• **Assignment**
Without any pictures, the records below should be reproduced exactly.
── Record excerpts
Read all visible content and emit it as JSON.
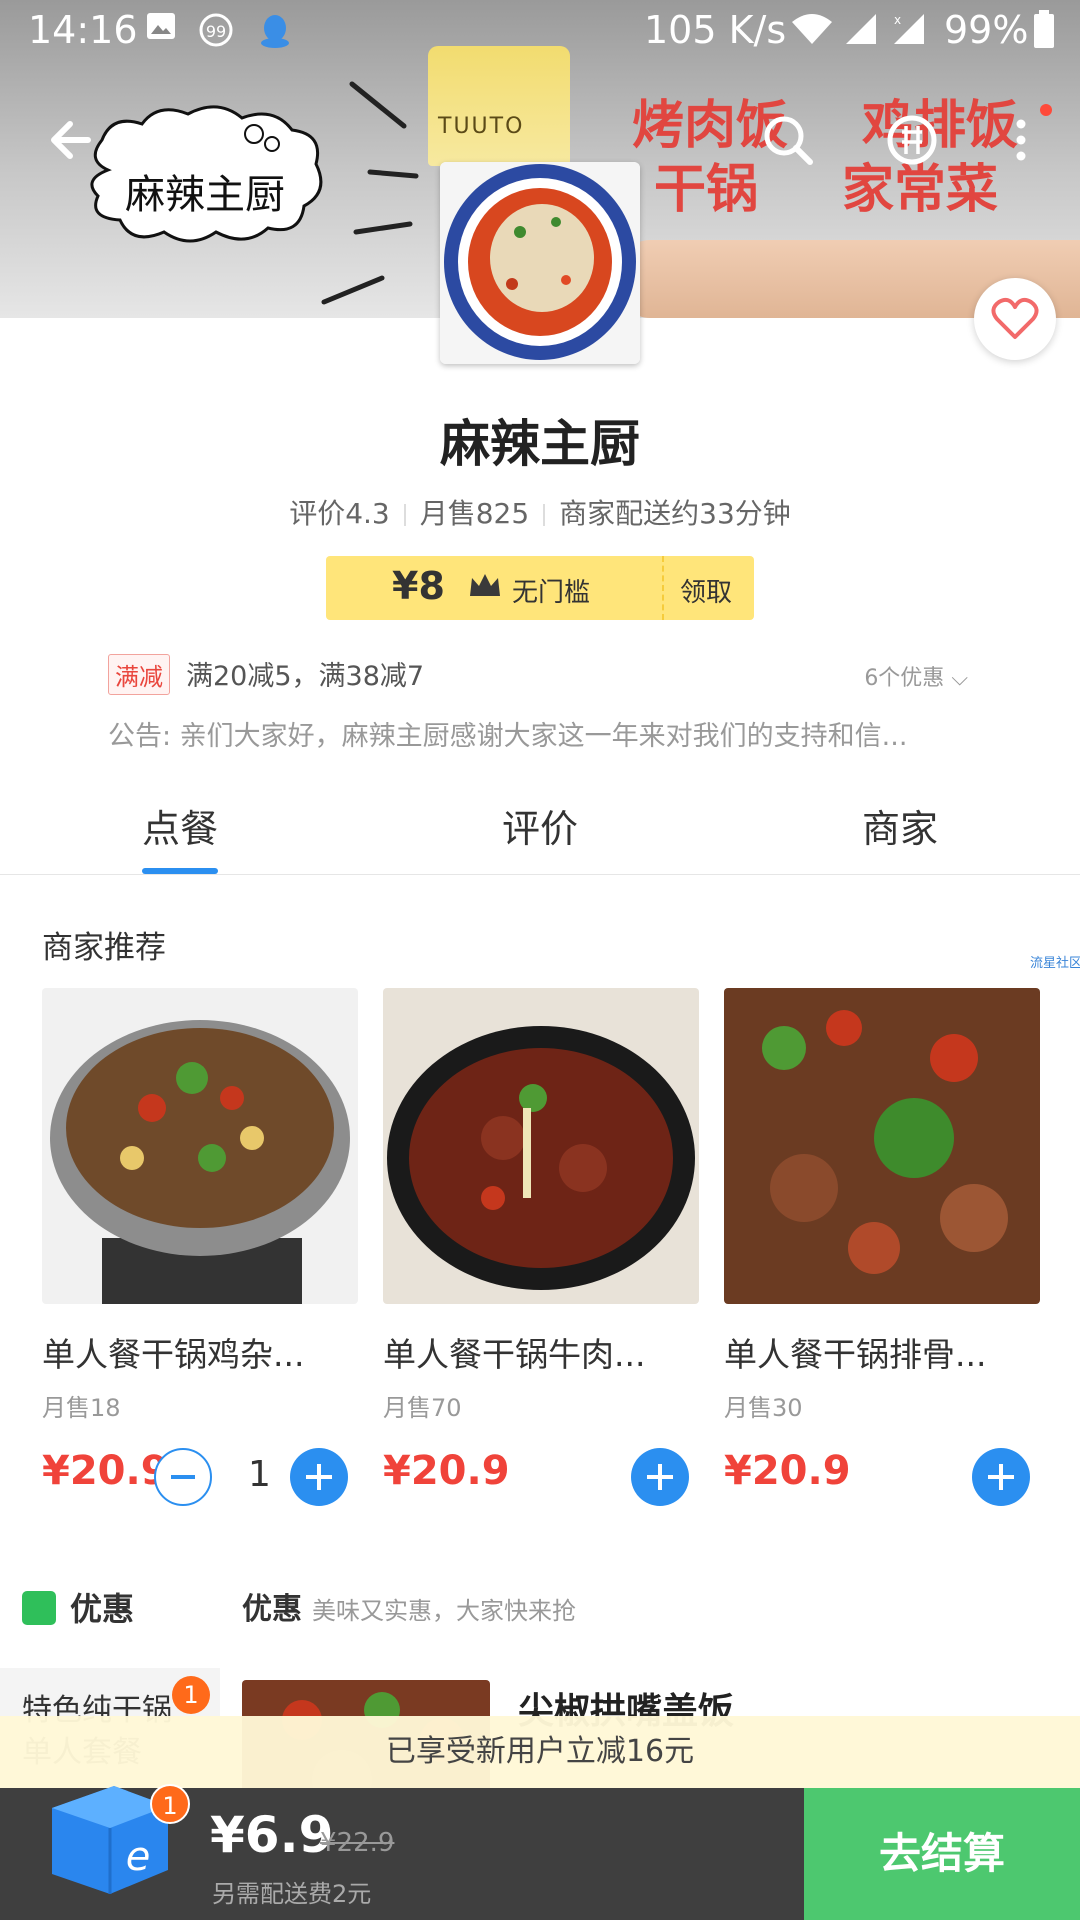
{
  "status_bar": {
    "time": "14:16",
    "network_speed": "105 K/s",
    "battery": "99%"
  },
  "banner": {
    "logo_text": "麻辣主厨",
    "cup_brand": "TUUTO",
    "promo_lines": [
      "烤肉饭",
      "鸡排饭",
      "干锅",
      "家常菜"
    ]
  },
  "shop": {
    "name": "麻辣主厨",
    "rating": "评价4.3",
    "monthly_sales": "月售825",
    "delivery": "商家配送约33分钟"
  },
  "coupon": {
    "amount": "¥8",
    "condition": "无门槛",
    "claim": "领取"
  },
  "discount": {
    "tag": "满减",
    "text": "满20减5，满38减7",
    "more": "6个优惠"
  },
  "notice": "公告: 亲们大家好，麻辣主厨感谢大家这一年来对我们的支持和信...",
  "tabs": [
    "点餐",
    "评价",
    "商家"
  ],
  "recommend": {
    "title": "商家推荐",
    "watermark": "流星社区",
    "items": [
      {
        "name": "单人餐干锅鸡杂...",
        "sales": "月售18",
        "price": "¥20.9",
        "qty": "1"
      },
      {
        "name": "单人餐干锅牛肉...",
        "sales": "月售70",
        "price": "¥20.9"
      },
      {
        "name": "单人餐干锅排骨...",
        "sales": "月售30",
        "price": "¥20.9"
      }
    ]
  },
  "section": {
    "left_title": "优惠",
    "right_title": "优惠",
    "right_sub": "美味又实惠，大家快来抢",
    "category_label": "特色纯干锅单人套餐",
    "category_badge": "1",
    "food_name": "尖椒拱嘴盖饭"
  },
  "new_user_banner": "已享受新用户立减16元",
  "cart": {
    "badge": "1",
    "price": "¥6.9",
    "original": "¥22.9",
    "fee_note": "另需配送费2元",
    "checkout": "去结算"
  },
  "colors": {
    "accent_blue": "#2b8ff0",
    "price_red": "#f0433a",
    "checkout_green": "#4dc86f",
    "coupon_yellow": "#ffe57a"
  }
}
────
• **Written reply**
Read all visible content and emit it as JSON.
{
  "status_bar": {
    "time": "14:16",
    "network_speed": "105 K/s",
    "battery": "99%"
  },
  "banner": {
    "logo_text": "麻辣主厨",
    "cup_brand": "TUUTO",
    "promo_lines": [
      "烤肉饭",
      "鸡排饭",
      "干锅",
      "家常菜"
    ]
  },
  "shop": {
    "name": "麻辣主厨",
    "rating": "评价4.3",
    "monthly_sales": "月售825",
    "delivery": "商家配送约33分钟"
  },
  "coupon": {
    "amount": "¥8",
    "condition": "无门槛",
    "claim": "领取"
  },
  "discount": {
    "tag": "满减",
    "text": "满20减5，满38减7",
    "more": "6个优惠"
  },
  "notice": "公告: 亲们大家好，麻辣主厨感谢大家这一年来对我们的支持和信...",
  "tabs": [
    "点餐",
    "评价",
    "商家"
  ],
  "recommend": {
    "title": "商家推荐",
    "watermark": "流星社区",
    "items": [
      {
        "name": "单人餐干锅鸡杂...",
        "sales": "月售18",
        "price": "¥20.9",
        "qty": "1"
      },
      {
        "name": "单人餐干锅牛肉...",
        "sales": "月售70",
        "price": "¥20.9"
      },
      {
        "name": "单人餐干锅排骨...",
        "sales": "月售30",
        "price": "¥20.9"
      }
    ]
  },
  "section": {
    "left_title": "优惠",
    "right_title": "优惠",
    "right_sub": "美味又实惠，大家快来抢",
    "category_label": "特色纯干锅单人套餐",
    "category_badge": "1",
    "food_name": "尖椒拱嘴盖饭"
  },
  "new_user_banner": "已享受新用户立减16元",
  "cart": {
    "badge": "1",
    "price": "¥6.9",
    "original": "¥22.9",
    "fee_note": "另需配送费2元",
    "checkout": "去结算"
  },
  "colors": {
    "accent_blue": "#2b8ff0",
    "price_red": "#f0433a",
    "checkout_green": "#4dc86f",
    "coupon_yellow": "#ffe57a"
  }
}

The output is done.